Recognizances of Debts, anno 3 Edward II., temp. Richard Poterel, Chamberlain, continued.
Folio 109 b (xxix). [facieinversa.]
Monday after the Feast of St. Ambrose [4 April], 3 Edward II. [A.D. 1310], came John de Hanyfeld, taverner, before the Mayor and Chamberlain and acknowledged himself bound to Thomas "des Arches" in the sum of 5 marks; to be paid, viz., one moiety at Pentecost and the other in the quinzaine of the Nativity of St. John Bapt., and unless, &c.
The same day the aforesaid John came before the Chamberlain and acknowledged himself indebted to Bernard Johan, "de vico majori," and Peter de Bourdeaux, his merchant, of Gascony, in the sum of 100s.; to be paid, viz., one moiety at the Feast of the Ascension and the other at Midsummer, &c.

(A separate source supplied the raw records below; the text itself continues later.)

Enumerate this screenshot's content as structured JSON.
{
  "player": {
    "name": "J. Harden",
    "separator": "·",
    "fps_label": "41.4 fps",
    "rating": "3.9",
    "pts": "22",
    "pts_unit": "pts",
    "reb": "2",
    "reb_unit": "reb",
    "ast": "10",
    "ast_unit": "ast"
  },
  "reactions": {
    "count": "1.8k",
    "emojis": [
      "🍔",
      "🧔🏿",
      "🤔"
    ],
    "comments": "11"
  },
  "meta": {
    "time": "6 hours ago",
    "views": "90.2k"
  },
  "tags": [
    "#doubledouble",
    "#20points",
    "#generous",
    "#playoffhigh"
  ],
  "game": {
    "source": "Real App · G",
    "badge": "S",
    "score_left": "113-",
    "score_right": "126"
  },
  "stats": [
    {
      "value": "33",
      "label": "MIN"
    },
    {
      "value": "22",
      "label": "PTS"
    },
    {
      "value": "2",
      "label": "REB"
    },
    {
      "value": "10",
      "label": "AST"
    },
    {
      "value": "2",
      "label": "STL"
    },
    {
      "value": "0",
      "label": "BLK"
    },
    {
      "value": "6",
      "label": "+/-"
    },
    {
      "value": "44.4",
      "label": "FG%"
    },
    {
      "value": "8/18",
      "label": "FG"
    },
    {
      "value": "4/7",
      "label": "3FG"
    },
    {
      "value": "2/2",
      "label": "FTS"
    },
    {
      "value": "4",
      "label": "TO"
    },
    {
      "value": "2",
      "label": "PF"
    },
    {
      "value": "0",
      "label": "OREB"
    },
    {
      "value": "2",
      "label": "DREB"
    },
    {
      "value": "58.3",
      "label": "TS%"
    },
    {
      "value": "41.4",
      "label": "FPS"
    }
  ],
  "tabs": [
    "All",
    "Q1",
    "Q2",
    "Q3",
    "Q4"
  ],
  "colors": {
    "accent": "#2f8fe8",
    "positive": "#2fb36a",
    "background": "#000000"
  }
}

Thursday before Palm Sunday [12 April] came William Servat before the Mayor, Aldermen, and Chamberlain and acknowledged himself indebted to "Fresotto" de Monte Claro and "Totto" his brother and John de Monte Claro in the sum of £24; to be paid in the quinzaine of the Nativity of St. John Bapt., &c.
The following Saturday came John Jakke, tiler, before the Chamberlain and acknowledged himself indebted to William de Leyre, Alderman, in the sum of 9s.; to be paid within the quinzaine of Easter, &c.
The following Monday came William de Hereford, armourer, and acknowledged himself indebted to Jacobin "Coudirario" (fn. 23) (?), of Milan, in the sum of 52s.; to be paid in the quinzaine of the Nativity of St. John Bapt., &c.
The vigil of Easter [17 April] came Anabilla, relict of Geoffrey de Bek, before the Mayor and Chamberlain and acknowledged herself bound to John [de] Pinza Aquila de "Jenes," (fn. 24) citizen of London, and Francis Bachemo de "Jenes" in the sum of £22; to be paid within the octave of Pentecost, &c.
The same day the above Anabilla, in the name of her late husband, acknowledged herself indebted to the above John and Francis in the sum of £45 5s. 10d., which she promised to pay as soon as she recovered the debts due to her late husband, &c. And for so doing she bound herself fide media, &c.
The same day came John le "Tapicer" de Fletestrete before the Chamberlain and acknowledged himself bound to John de Boreford in the sum of £4 7s.; to be paid within eight days of the Nativity of St. John Bapt., &c.; and unless, &c.
(Thereupon the said J. de Boreford came on 28 April, anno 4 Edward II., and acknowledged he had received of the above John le "Tapiser" the sum of 53s. 4d. of the debt; and there were delivered to the same John le "Tapicer" four new bankers, (fn. 25) which had been taken upon [super] the said debtor for the aforesaid debt, and this with the assent of the creditor.)